Stretching from the northern region of Georgia all the way to Pennsylvania, the Blue Ridge Mountains are a section of the massive Appalachian mountain range. Those who travel to the Blue Ridge Mountains will find that it is at times obscured by dense clouds and covered by millions of oak and pine trees. The mountains get their distinctive dark blue hue from the presence of the chemical isoprene found in many regional plants. Science aside, Blue Ridge Mountain travel is a great way to explore one-of-a-kind mountain towns like Asheville, North Carolina; Knoxville, Tennessee; Charlottesville, Virginia; and Morgantown, West Virginia. It also offers plenty of adventures for outdoorsy types, wonderful views for those interested in nature and a host of great local restaurants for gastronomes along for the ride. Visit the Blue Ridge Mountains and see what sets this corner of the world apart from all others. Let Travel + Leisure’s Blue Ridge Mountain travel guide lead the way.
Things Not to Miss in the Blue Ridge Mountains
• Take an epic road trip on the 469-mile Blue Ridge Parkway, a scenic highway that runs through the mountains
• Go hang gliding at Raven’s Roost in Virginia
• Climb to the top of North Carolina’s Mount Mitchell, the highest point in the Appalachian Mountain chain
• Check out Mabry Mill and see how blacksmiths and millers did their work centuries ago
• Take part in the many arts and crafts festivals in the small town of Berea, Kentucky
• Visit the lovely small town of Hot Springs, North Carolina, or get your beer drinking on in nearby Asheville, home to more than a dozen breweries
• Tour Virginia’s Blue Ridge Music Center, which chronicles the history of mountain music
• Camp out in Shenandoah National Park or Great Smoky Mountains National Park, connected to one another by the Blue Ridge Parkway
• Explore the wonderful Blacksburg, Virginia, one of the fastest-growing towns in the Blue Ridge Mountains
• Go for a hike near Humpback Rock and see old Appalachian farmhouses in the area
When to Go to the Blue Ridge Mountains

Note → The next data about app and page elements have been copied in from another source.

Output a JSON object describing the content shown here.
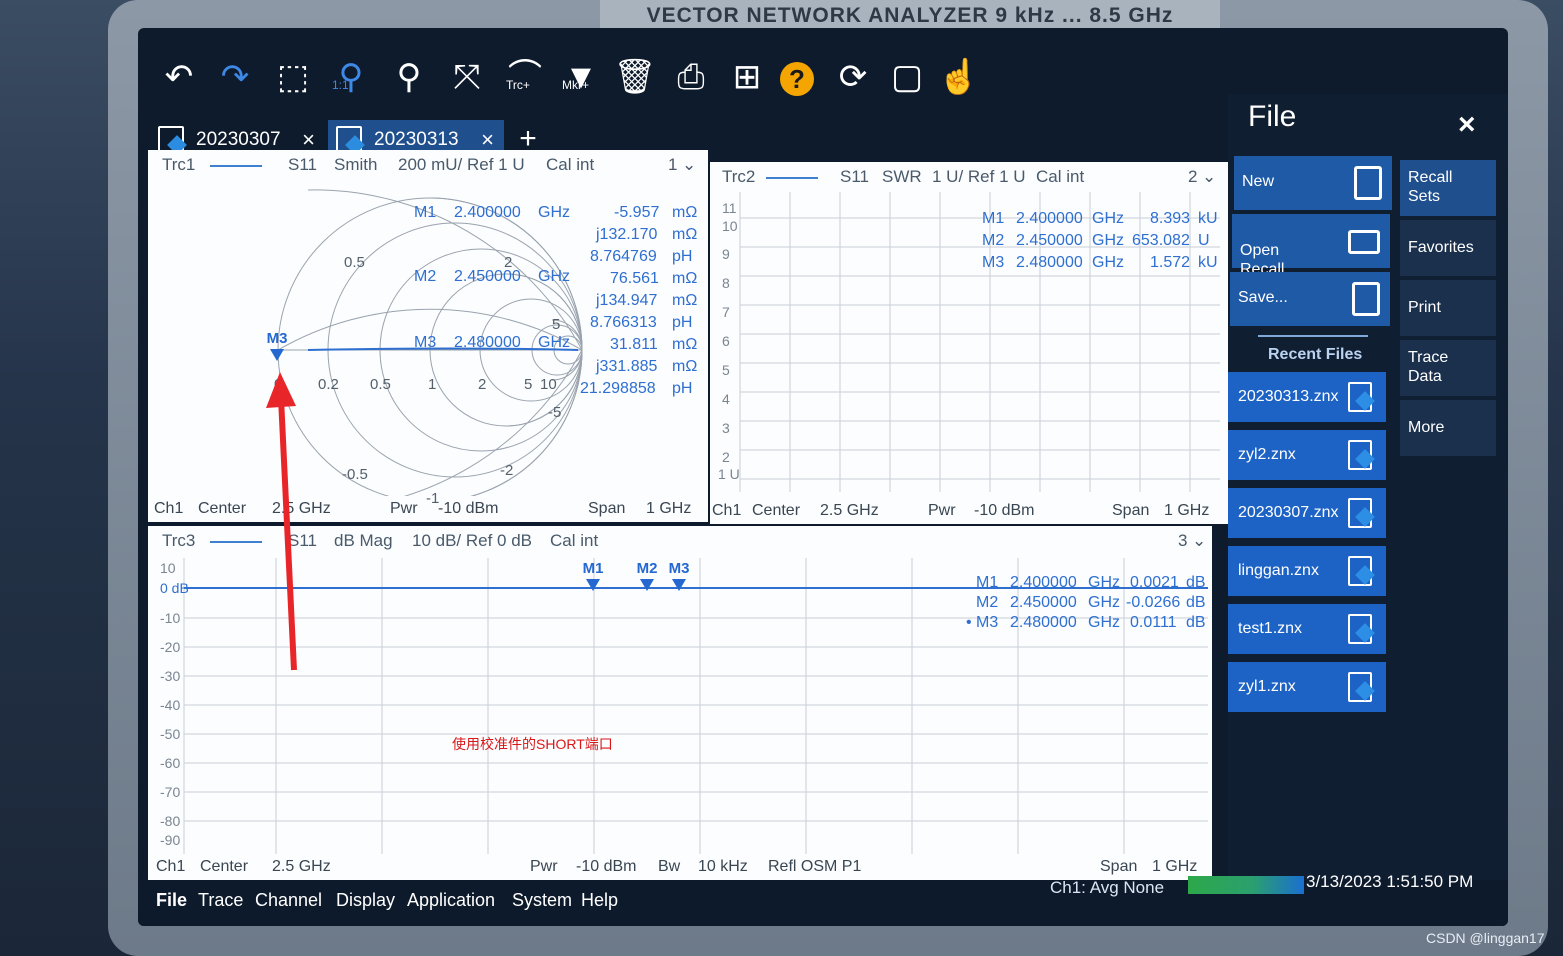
{
  "instrument_title": "VECTOR NETWORK ANALYZER  9 kHz ... 8.5 GHz",
  "toolbar": {
    "undo": "undo-icon",
    "redo": "redo-icon",
    "zoom_select": "zoom-select-icon",
    "zoom_reset": "zoom-reset-icon",
    "zoom_reset_label": "1:1",
    "zoom_settings": "zoom-settings-icon",
    "fullscreen": "fullscreen-icon",
    "trace_add_label": "Trc+",
    "marker_add_label": "Mkr+",
    "delete": "trash-icon",
    "print": "print-icon",
    "windows": "windows-icon",
    "help": "?",
    "refresh": "refresh-icon",
    "window": "window-icon",
    "touch": "touch-icon"
  },
  "tabs": [
    {
      "label": "20230307",
      "close": "×"
    },
    {
      "label": "20230313",
      "close": "×",
      "active": true
    }
  ],
  "tab_add": "+",
  "trc1": {
    "name": "Trc1",
    "meas": "S11",
    "format": "Smith",
    "scale": "200 mU/ Ref 1 U",
    "cal": "Cal int",
    "window": "1",
    "smith_labels": {
      "r0": "0",
      "r02": "0.2",
      "r05": "0.5",
      "r1": "1",
      "r2": "2",
      "r5": "5",
      "r10": "10",
      "x05": "0.5",
      "x2": "2",
      "x5": "5",
      "xm05": "-0.5",
      "xm2": "-2",
      "xm5": "-5",
      "xm1": "-1"
    },
    "markers": [
      {
        "name": "M1",
        "freq": "2.400000",
        "unit": "GHz",
        "r": "-5.957",
        "r_unit": "mΩ",
        "x": "j132.170",
        "x_unit": "mΩ",
        "l": "8.764769",
        "l_unit": "pH"
      },
      {
        "name": "M2",
        "freq": "2.450000",
        "unit": "GHz",
        "r": "76.561",
        "r_unit": "mΩ",
        "x": "j134.947",
        "x_unit": "mΩ",
        "l": "8.766313",
        "l_unit": "pH"
      },
      {
        "name": "M3",
        "freq": "2.480000",
        "unit": "GHz",
        "r": "31.811",
        "r_unit": "mΩ",
        "x": "j331.885",
        "x_unit": "mΩ",
        "l": "21.298858",
        "l_unit": "pH"
      }
    ],
    "marker_flag": "M3",
    "footer": {
      "ch": "Ch1",
      "center_label": "Center",
      "center": "2.5 GHz",
      "pwr_label": "Pwr",
      "pwr": "-10 dBm",
      "span_label": "Span",
      "span": "1 GHz"
    }
  },
  "trc2": {
    "name": "Trc2",
    "meas": "S11",
    "format": "SWR",
    "scale": "1 U/ Ref 1 U",
    "cal": "Cal int",
    "window": "2",
    "y_ticks": [
      "11",
      "10",
      "9",
      "8",
      "7",
      "6",
      "5",
      "4",
      "3",
      "2",
      "1 U"
    ],
    "markers": [
      {
        "name": "M1",
        "freq": "2.400000",
        "unit": "GHz",
        "value": "8.393",
        "v_unit": "kU"
      },
      {
        "name": "M2",
        "freq": "2.450000",
        "unit": "GHz",
        "value": "653.082",
        "v_unit": "U"
      },
      {
        "name": "M3",
        "freq": "2.480000",
        "unit": "GHz",
        "value": "1.572",
        "v_unit": "kU"
      }
    ],
    "footer": {
      "ch": "Ch1",
      "center_label": "Center",
      "center": "2.5 GHz",
      "pwr_label": "Pwr",
      "pwr": "-10 dBm",
      "span_label": "Span",
      "span": "1 GHz"
    }
  },
  "trc3": {
    "name": "Trc3",
    "meas": "S11",
    "format": "dB Mag",
    "scale": "10 dB/ Ref 0 dB",
    "cal": "Cal int",
    "window": "3",
    "y_ticks": [
      "10",
      "0 dB",
      "-10",
      "-20",
      "-30",
      "-40",
      "-50",
      "-60",
      "-70",
      "-80",
      "-90"
    ],
    "marker_flags": [
      "M1",
      "M2",
      "M3"
    ],
    "markers": [
      {
        "name": "M1",
        "freq": "2.400000",
        "unit": "GHz",
        "value": "0.0021",
        "v_unit": "dB"
      },
      {
        "name": "M2",
        "freq": "2.450000",
        "unit": "GHz",
        "value": "-0.0266",
        "v_unit": "dB"
      },
      {
        "name": "M3",
        "freq": "2.480000",
        "unit": "GHz",
        "value": "0.0111",
        "v_unit": "dB",
        "active": "•"
      }
    ],
    "footer": {
      "ch": "Ch1",
      "center_label": "Center",
      "center": "2.5 GHz",
      "pwr_label": "Pwr",
      "pwr": "-10 dBm",
      "bw_label": "Bw",
      "bw": "10 kHz",
      "refl": "Refl OSM P1",
      "span_label": "Span",
      "span": "1 GHz"
    }
  },
  "annotation": "使用校准件的SHORT端口",
  "file_panel": {
    "title": "File",
    "close": "×",
    "new": "New",
    "open": "Open\nRecall...",
    "save": "Save...",
    "recent_header": "Recent Files",
    "recent_files": [
      "20230313.znx",
      "zyl2.znx",
      "20230307.znx",
      "linggan.znx",
      "test1.znx",
      "zyl1.znx"
    ],
    "right_buttons": [
      "Recall\nSets",
      "Favorites",
      "Print",
      "Trace\nData",
      "More"
    ]
  },
  "menubar": [
    "File",
    "Trace",
    "Channel",
    "Display",
    "Application",
    "System",
    "Help"
  ],
  "status": {
    "avg": "Ch1: Avg None",
    "datetime": "3/13/2023 1:51:50 PM"
  },
  "watermark": "CSDN @linggan17",
  "colors": {
    "accent": "#1f5aa6",
    "trace": "#2f6fd0",
    "annotation": "#d81818",
    "status_bar": "#2ca84a"
  }
}
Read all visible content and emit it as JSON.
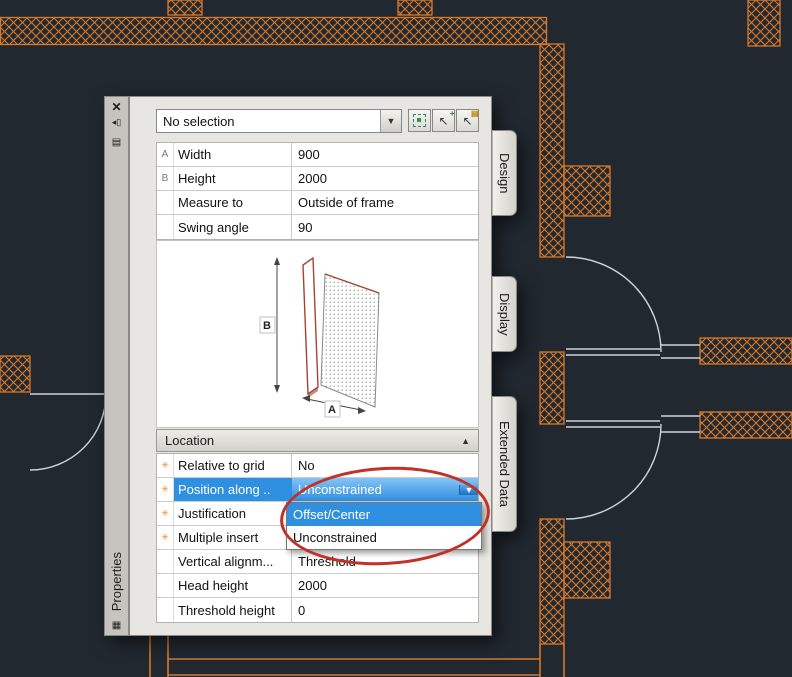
{
  "colors": {
    "canvas_bg": "#212830",
    "wall_orange": "#d8792b",
    "line_light": "#cdd3db",
    "selection_blue": "#2f8fe0",
    "annotation_red": "#c23128",
    "star_orange": "#e8862c"
  },
  "palette": {
    "title": "Properties",
    "dropdown_arrow": "▼",
    "titlebar_icons": [
      {
        "name": "close-icon",
        "glyph": "✕"
      },
      {
        "name": "autohide-icon",
        "glyph": "◂▯"
      },
      {
        "name": "menu-icon",
        "glyph": "▤"
      },
      {
        "name": "bottom-icon",
        "glyph": "▦"
      }
    ],
    "selection_dropdown": {
      "value": "No selection"
    },
    "toolbar_buttons": [
      {
        "name": "toggle-pickadd"
      },
      {
        "name": "select-objects",
        "glyph": "↖",
        "badge": "+"
      },
      {
        "name": "quick-select",
        "glyph": "↖",
        "badge": "▤"
      }
    ],
    "tabs": [
      {
        "label": "Design"
      },
      {
        "label": "Display"
      },
      {
        "label": "Extended Data"
      }
    ],
    "design_rows": [
      {
        "key": "A",
        "label": "Width",
        "value": "900"
      },
      {
        "key": "B",
        "label": "Height",
        "value": "2000"
      },
      {
        "key": "",
        "label": "Measure to",
        "value": "Outside of frame"
      },
      {
        "key": "",
        "label": "Swing angle",
        "value": "90"
      }
    ],
    "door_image_labels": {
      "a": "A",
      "b": "B"
    },
    "location": {
      "header": "Location",
      "collapse_icon": "▲",
      "rows": [
        {
          "star": "✳",
          "label": "Relative to grid",
          "value": "No"
        },
        {
          "star": "✳",
          "label": "Position along ..",
          "value": "Unconstrained"
        },
        {
          "star": "✳",
          "label": "Justification",
          "value": ""
        },
        {
          "star": "✳",
          "label": "Multiple insert",
          "value": ""
        },
        {
          "star": "",
          "label": "Vertical alignm...",
          "value": "Threshold"
        },
        {
          "star": "",
          "label": "Head height",
          "value": "2000"
        },
        {
          "star": "",
          "label": "Threshold height",
          "value": "0"
        }
      ],
      "open_dropdown": {
        "items": [
          {
            "label": "Offset/Center",
            "selected": true
          },
          {
            "label": "Unconstrained",
            "selected": false
          }
        ]
      }
    }
  }
}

Due to their size, weather in the Blue Ridge Mountains varies greatly from region to region, but one thing is always true: the mountains are far from alpine and you won’t find much in the way of winter sports while in the area. To see the best of the Blue Ridge Mountains, visit the area during the summer and fall when the region’s extensive flora are at their most vibrant. Just be sure to bring along a rain jacket as precipitation occurs year-round.